Gritty paintings and saintly things

 

Two exhibitions succeed in exploring why our sometimes tentative, hope-filled ways of looking at the material world are so often steeped in longing, writes AIDAN DUNNE

VISIT THOMAS Brezing’s exhibition The Art of Failure Isn’t Hard to Masterat the Highlanes Gallery and, apart from the paintings and works on paper you might expect, you will also encounter a sprawling sculptural installation. Roughly assembled from recycled wooden packing, and roughly painted in brightly coloured patterns, a shed sits on a bed of rugs with rag dolls scattered around. It looks like an improvised playhouse and, as it happens, that’s how The Shack, as Brezing calls the work, started out.

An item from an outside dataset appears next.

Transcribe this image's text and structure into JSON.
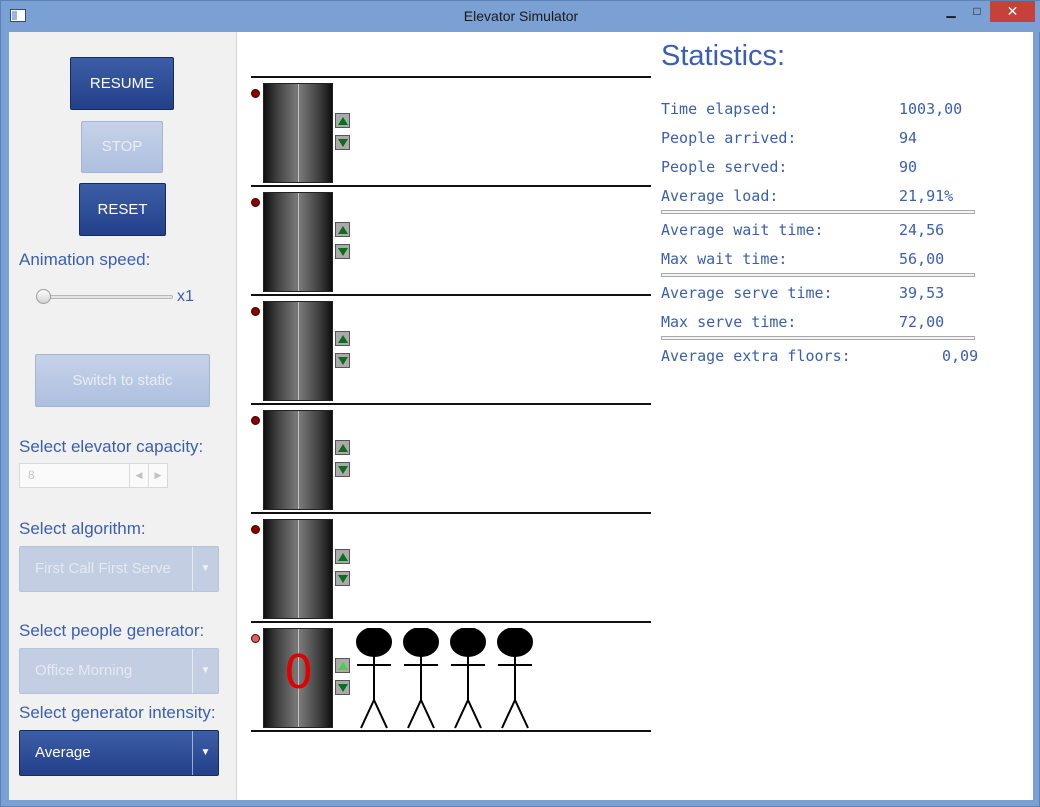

He made it with his daughter in mind but came to realise that really the shack satisfied something in his own psyche. If you get to the gallery on a Saturday you may well find the artist in residence in his shack. The installation is a useful symbol for the studio or other retreat, a shed or workshop, a personal space for thoughts and dreams and, with luck, creativity. This particular shack is situated in a veritable forest of creativity, a substantial collection of Brezing’s work.

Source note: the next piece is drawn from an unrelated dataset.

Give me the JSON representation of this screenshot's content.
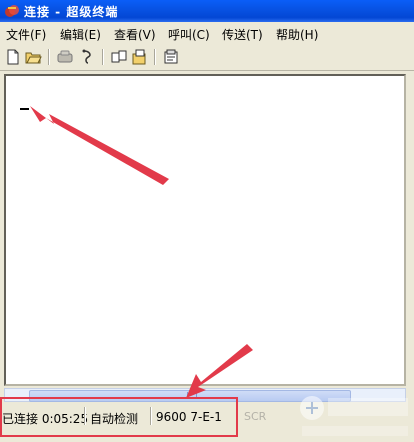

That work, especially the painting, has developed significantly in formal and expressive terms over the past decade. Go back 10 years and it tended to be overly schematic, as though he was figuring out how to make a painting rather than actually doing it. He did have, and retains, a deft touch, so his brushwork is sensitive and accomplished. He doesn’t go in much for virtuosic flourishes, preferring the complementary approaches of darting, gestural marks and gritty accumulations of layered pigment.

Brezing was born in Germany in 1969 and apprenticed in metalwork before coming to Ireland to attend Grennan Mill Craft School in Thomastown in the early 1990s. Since then, with the occasional foray back to Germany and elsewhere, he’s been based in Ireland, briefly in Cork but mostly in north Co Dublin. He’s practised as an artist since the mid-1990s or so, but he largely bypassed academic training in fine art (hence the nod to Elizabeth Bishop’s poem, quoted as the show’s title, perhaps).

It’s hardly surprising that his work is intensely personal in an informal, conversational way. You could say it’s autobiographical but that makes it sound a bit too calculated and structured. Rather it’s directly triggered by experience and reflection, an ongoing response to being alive in a strange, perplexing world. Brezing’s immediate personal life is reflected in his paintings with guileless emotional honesty. He was clearly bowled over by parenthood, for example, and, earlier on, his treatment of the experience could almost have been cloying, except one came to realise he was being utterly, defencelessly honest.

He also situates every experience and thought in a wider context, which is important. Nothing exists in isolation in his paintings. An individual, personal experience is like a pebble that sends ripples through the collective social and political pool.

The tightly packed communal centre of Drogheda is a nice setting for Brezing’s musings on self and community. The Boyne valley is exceptionally rich in historical and archaeological remains, making the town an appropriate venue for another fine exhibition showing there, Sabina MacMahon’s Longevity, If Not Immortalityat the Droichead Arts Centre.

MacMahon graduated from NCAD only in 2008, but she has made and exhibited an impressive body of work since. Here, she shows “a collection of rare artefacts with very unusual stories to tell”. Each object on view, including human teeth, hair and skin, a horseshoe, a nail and a small taxidermic chaffinch, “was initially thought to be the first or second class relic of a particular saint, martyr or other sacred person”. In meticulously devised accompanying commentaries, MacMahon charts the history of each exhibit, from its factual origins, its religious back-story and its changing status.

MacMahon’s subject is not so much our inbuilt credulity as our desire, our need to believe. Through her witty, engrossing, ingenious employment of the scholarly languages of scripture, history and science, she tactfully and gently points up inherent absurdities in most of what is taken as being entirely plausible. Her show’s title is from a Susan Sontag essay. The eternal, transcendental meaning initially ascribed to the objects is replaced by their factual, worldly histories – longevity, but not quite immortality.

The Art of Failure Isn’t Hard to Master Thomas Brezing Highlanes Gallery, St Laurence Street, Drogheda. Until January 11th. Longevity, If Not Immortality Sabina MacMahon. Droichead Arts Centre, Stockwell Street, Drogheda. Until January 5th.